---------- Task data ----------
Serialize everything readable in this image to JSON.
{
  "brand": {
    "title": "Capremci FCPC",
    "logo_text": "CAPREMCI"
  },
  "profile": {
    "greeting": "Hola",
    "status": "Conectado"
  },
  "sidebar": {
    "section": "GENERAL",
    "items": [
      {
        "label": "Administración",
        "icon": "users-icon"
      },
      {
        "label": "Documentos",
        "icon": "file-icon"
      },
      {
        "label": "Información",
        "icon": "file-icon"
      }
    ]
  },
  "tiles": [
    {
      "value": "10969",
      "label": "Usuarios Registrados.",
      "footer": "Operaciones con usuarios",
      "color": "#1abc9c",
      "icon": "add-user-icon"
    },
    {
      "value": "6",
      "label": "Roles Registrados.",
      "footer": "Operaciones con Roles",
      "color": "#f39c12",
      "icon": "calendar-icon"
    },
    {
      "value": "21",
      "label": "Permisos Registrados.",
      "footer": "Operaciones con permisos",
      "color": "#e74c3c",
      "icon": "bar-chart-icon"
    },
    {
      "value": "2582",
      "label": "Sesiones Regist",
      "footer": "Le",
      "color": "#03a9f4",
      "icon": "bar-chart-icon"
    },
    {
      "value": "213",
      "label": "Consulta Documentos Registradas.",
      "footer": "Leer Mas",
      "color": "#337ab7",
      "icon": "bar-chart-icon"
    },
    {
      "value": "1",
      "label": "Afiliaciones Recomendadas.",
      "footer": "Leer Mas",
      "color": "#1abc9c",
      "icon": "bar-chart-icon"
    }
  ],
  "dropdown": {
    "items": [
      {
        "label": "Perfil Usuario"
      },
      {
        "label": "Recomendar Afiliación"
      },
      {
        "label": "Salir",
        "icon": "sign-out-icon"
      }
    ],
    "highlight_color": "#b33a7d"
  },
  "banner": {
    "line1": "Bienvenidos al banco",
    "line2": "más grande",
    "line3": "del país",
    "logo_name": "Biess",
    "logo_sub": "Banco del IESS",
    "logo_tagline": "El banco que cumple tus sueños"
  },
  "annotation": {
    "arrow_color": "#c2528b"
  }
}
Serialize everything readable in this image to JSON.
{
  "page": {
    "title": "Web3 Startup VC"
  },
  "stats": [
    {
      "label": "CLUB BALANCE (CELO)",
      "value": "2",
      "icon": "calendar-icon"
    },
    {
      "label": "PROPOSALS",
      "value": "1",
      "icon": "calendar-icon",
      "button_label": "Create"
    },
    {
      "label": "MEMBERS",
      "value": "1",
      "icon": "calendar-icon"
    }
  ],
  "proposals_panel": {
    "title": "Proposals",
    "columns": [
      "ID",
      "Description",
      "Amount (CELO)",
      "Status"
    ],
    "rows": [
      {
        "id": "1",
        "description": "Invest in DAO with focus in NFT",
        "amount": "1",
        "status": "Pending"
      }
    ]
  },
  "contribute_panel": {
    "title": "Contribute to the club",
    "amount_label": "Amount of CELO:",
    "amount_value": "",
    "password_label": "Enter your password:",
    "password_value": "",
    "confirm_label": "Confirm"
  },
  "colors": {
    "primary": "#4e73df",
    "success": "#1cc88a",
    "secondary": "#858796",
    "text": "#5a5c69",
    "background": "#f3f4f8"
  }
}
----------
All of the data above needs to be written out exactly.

Serialize everything readable in this image to JSON.
{
  "brand": {
    "title": "Capremci FCPC",
    "logo_text": "CAPREMCI"
  },
  "profile": {
    "greeting": "Hola",
    "status": "Conectado"
  },
  "sidebar": {
    "section": "GENERAL",
    "items": [
      {
        "label": "Administración",
        "icon": "users-icon"
      },
      {
        "label": "Documentos",
        "icon": "file-icon"
      },
      {
        "label": "Información",
        "icon": "file-icon"
      }
    ]
  },
  "tiles": [
    {
      "value": "10969",
      "label": "Usuarios Registrados.",
      "footer": "Operaciones con usuarios",
      "color": "#1abc9c",
      "icon": "add-user-icon"
    },
    {
      "value": "6",
      "label": "Roles Registrados.",
      "footer": "Operaciones con Roles",
      "color": "#f39c12",
      "icon": "calendar-icon"
    },
    {
      "value": "21",
      "label": "Permisos Registrados.",
      "footer": "Operaciones con permisos",
      "color": "#e74c3c",
      "icon": "bar-chart-icon"
    },
    {
      "value": "2582",
      "label": "Sesiones Regist",
      "footer": "Le",
      "color": "#03a9f4",
      "icon": "bar-chart-icon"
    },
    {
      "value": "213",
      "label": "Consulta Documentos Registradas.",
      "footer": "Leer Mas",
      "color": "#337ab7",
      "icon": "bar-chart-icon"
    },
    {
      "value": "1",
      "label": "Afiliaciones Recomendadas.",
      "footer": "Leer Mas",
      "color": "#1abc9c",
      "icon": "bar-chart-icon"
    }
  ],
  "dropdown": {
    "items": [
      {
        "label": "Perfil Usuario"
      },
      {
        "label": "Recomendar Afiliación"
      },
      {
        "label": "Salir",
        "icon": "sign-out-icon"
      }
    ],
    "highlight_color": "#b33a7d"
  },
  "banner": {
    "line1": "Bienvenidos al banco",
    "line2": "más grande",
    "line3": "del país",
    "logo_name": "Biess",
    "logo_sub": "Banco del IESS",
    "logo_tagline": "El banco que cumple tus sueños"
  },
  "annotation": {
    "arrow_color": "#c2528b"
  }
}
Serialize everything readable in this image to JSON.
{
  "page": {
    "title": "Web3 Startup VC"
  },
  "stats": [
    {
      "label": "CLUB BALANCE (CELO)",
      "value": "2",
      "icon": "calendar-icon"
    },
    {
      "label": "PROPOSALS",
      "value": "1",
      "icon": "calendar-icon",
      "button_label": "Create"
    },
    {
      "label": "MEMBERS",
      "value": "1",
      "icon": "calendar-icon"
    }
  ],
  "proposals_panel": {
    "title": "Proposals",
    "columns": [
      "ID",
      "Description",
      "Amount (CELO)",
      "Status"
    ],
    "rows": [
      {
        "id": "1",
        "description": "Invest in DAO with focus in NFT",
        "amount": "1",
        "status": "Pending"
      }
    ]
  },
  "contribute_panel": {
    "title": "Contribute to the club",
    "amount_label": "Amount of CELO:",
    "amount_value": "",
    "password_label": "Enter your password:",
    "password_value": "",
    "confirm_label": "Confirm"
  },
  "colors": {
    "primary": "#4e73df",
    "success": "#1cc88a",
    "secondary": "#858796",
    "text": "#5a5c69",
    "background": "#f3f4f8"
  }
}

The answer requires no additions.